Entries from a dataset of interfaces

___

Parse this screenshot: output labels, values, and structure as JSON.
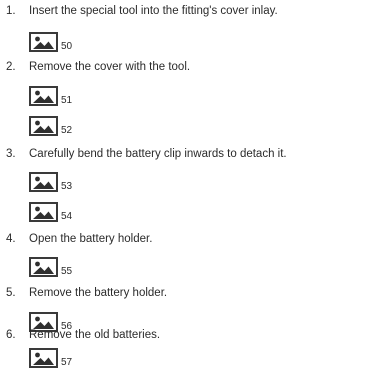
{
  "steps": [
    {
      "number": "1.",
      "text": "Insert the special tool into the fitting's cover inlay.",
      "figures": [
        "50"
      ]
    },
    {
      "number": "2.",
      "text": "Remove the cover with the tool.",
      "figures": [
        "51",
        "52"
      ]
    },
    {
      "number": "3.",
      "text": "Carefully bend the battery clip inwards to detach it.",
      "figures": [
        "53",
        "54"
      ]
    },
    {
      "number": "4.",
      "text": "Open the battery holder.",
      "figures": [
        "55"
      ]
    },
    {
      "number": "5.",
      "text": "Remove the battery holder.",
      "figures": [
        "56"
      ]
    },
    {
      "number": "6.",
      "text": "Remove the old batteries.",
      "figures": [
        "57"
      ]
    }
  ],
  "icon": "image-placeholder-icon"
}
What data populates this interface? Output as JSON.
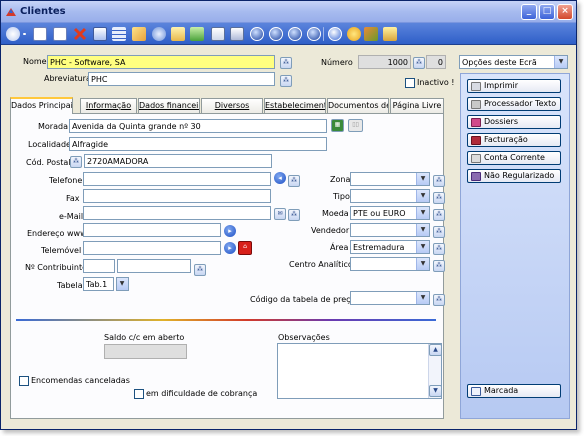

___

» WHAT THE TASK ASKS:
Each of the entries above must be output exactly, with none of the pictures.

» ANSWER TO THIS PROBLEM:
Parse this screenshot: output labels, values, and structure as JSON.
{
  "steps": [
    {
      "number": "1.",
      "text": "Insert the special tool into the fitting's cover inlay.",
      "figures": [
        "50"
      ]
    },
    {
      "number": "2.",
      "text": "Remove the cover with the tool.",
      "figures": [
        "51",
        "52"
      ]
    },
    {
      "number": "3.",
      "text": "Carefully bend the battery clip inwards to detach it.",
      "figures": [
        "53",
        "54"
      ]
    },
    {
      "number": "4.",
      "text": "Open the battery holder.",
      "figures": [
        "55"
      ]
    },
    {
      "number": "5.",
      "text": "Remove the battery holder.",
      "figures": [
        "56"
      ]
    },
    {
      "number": "6.",
      "text": "Remove the old batteries.",
      "figures": [
        "57"
      ]
    }
  ],
  "icon": "image-placeholder-icon"
}
What data populates this interface? Output as JSON.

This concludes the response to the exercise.